Fittingly, he was also named coach of the year.

Not bad for a guy from the Central Coast of New South Wales, who grew up surfing.

Thompson says his dad introduced him to snowboarding when he was about 16 — driving for six hours to get to his nearest skifield, Perisher — and he quickly fell in love with it.

‘‘There’s just something there that made me want it more … it’s been my whole life since.’’

His parents honeymooned in Queenstown in 1982, and Thompson came for his first visit in ’01, deciding he’d eventually relocate here, which he duly did in 2005 and then worked out how to make a career from snowboarding.

‘‘Mum led me into instructing, and so I went through a rookie programme at Coronet Peak and learnt how to become a snowboard instructor.’’

He spent seven years doing that before upskilling to become an examiner and trainer of instructors, which led into coaching, something he says he’s always ‘‘had a fascination with’’ since his early years surfing.

‘‘I guess I didn’t get the opportunities presented to me that I felt like would have helped my surfing.

‘‘I always wanted to give back in my sports, so it just fitted well.’’

He first worked with snowboarder Carlos Garcia Knight when he was just 13.

‘‘He went all the way to the Olympics and got fifth in PyeongChang.’’

Along the way he worked with multiple X Games medallist, European Open gold medallist and US Open champion snow boarder Christy Prior.

For the past seven years he’s coached Collins, who this year won the FIS Snowboard Crystal Globe, and Sadowski-Synnott’s been with him ‘‘on and off’’ over that period, but full-time for the past two or three years.

He also helps coach Queenstowner Cool Wakushima.

As he looks to the future of snowboarding in Queenstown, Thompson says he already feels like ‘‘we are a world leader, and that’s just going to continue to be the norm’’.

‘‘We’ve shown over the last few years that we’re a force in the competition realm, and people are starting to look to us more for where the bar is and how to do it so it’s pretty exciting.’’

Being used to sitting behind the scenes, Thompson says it was ‘‘super-special’’ to be recognised, but he was more stoked to share the stage with Collins and Sadowski-Synnott.

‘‘That was something I’ll never forget.’’

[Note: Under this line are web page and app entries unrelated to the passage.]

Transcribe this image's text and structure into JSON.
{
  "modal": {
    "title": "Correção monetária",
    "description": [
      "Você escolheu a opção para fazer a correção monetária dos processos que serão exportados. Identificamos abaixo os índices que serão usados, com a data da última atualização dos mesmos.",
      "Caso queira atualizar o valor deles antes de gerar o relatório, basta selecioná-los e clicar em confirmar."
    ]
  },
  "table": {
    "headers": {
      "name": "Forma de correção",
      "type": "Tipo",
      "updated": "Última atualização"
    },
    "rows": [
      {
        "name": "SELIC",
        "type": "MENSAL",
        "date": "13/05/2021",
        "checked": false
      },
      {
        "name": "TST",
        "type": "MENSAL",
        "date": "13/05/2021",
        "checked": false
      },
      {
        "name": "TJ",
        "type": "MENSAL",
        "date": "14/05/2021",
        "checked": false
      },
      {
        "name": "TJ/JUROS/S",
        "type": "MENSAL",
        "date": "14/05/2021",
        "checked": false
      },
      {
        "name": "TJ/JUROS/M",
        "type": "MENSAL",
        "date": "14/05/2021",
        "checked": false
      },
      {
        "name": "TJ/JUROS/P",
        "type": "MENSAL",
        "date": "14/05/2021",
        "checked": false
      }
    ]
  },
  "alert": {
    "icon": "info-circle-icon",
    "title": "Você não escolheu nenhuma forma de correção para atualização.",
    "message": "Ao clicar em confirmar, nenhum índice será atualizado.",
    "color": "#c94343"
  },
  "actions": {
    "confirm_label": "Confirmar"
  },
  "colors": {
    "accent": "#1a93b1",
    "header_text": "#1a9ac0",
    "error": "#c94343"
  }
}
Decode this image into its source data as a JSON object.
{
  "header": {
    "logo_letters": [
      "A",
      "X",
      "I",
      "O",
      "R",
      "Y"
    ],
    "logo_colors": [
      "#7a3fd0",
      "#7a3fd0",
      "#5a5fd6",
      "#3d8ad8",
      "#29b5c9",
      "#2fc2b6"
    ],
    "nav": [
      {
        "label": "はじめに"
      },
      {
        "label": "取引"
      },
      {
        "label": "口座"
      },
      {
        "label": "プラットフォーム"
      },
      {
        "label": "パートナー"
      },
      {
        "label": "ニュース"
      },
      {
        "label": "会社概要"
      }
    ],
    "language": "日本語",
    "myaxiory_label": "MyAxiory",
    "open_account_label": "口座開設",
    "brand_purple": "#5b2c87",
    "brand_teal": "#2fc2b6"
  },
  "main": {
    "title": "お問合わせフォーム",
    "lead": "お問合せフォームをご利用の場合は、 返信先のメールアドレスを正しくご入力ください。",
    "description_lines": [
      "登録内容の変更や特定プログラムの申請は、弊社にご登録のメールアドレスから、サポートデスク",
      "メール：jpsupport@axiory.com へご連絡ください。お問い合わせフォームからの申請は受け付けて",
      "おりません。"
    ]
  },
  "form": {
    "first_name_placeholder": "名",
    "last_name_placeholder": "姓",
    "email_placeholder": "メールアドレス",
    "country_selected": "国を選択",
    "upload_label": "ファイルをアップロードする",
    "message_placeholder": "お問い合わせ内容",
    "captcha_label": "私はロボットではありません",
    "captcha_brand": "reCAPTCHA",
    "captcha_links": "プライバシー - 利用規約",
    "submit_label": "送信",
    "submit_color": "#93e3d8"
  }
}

Meantime, the Wakatipu High School/Whakatipu Rowing Club’s under-16 boys’ coxed squad sculls, who won gold at the Maadi Cup, South Island secondary schools champs and South Island club champs, and took silver in the U18s at the club champs, won the ‘emerging talent team of the year’, beating out classmates the U17 girls’ coxed quad sculls, who also won gold at the Maadi Cup and South Island secondary schools, and the South Island junior champs, and Winter Games NZ boss Marty Toomey, chef de mission for the Beijing Winter Olympics, was named administrator of the year.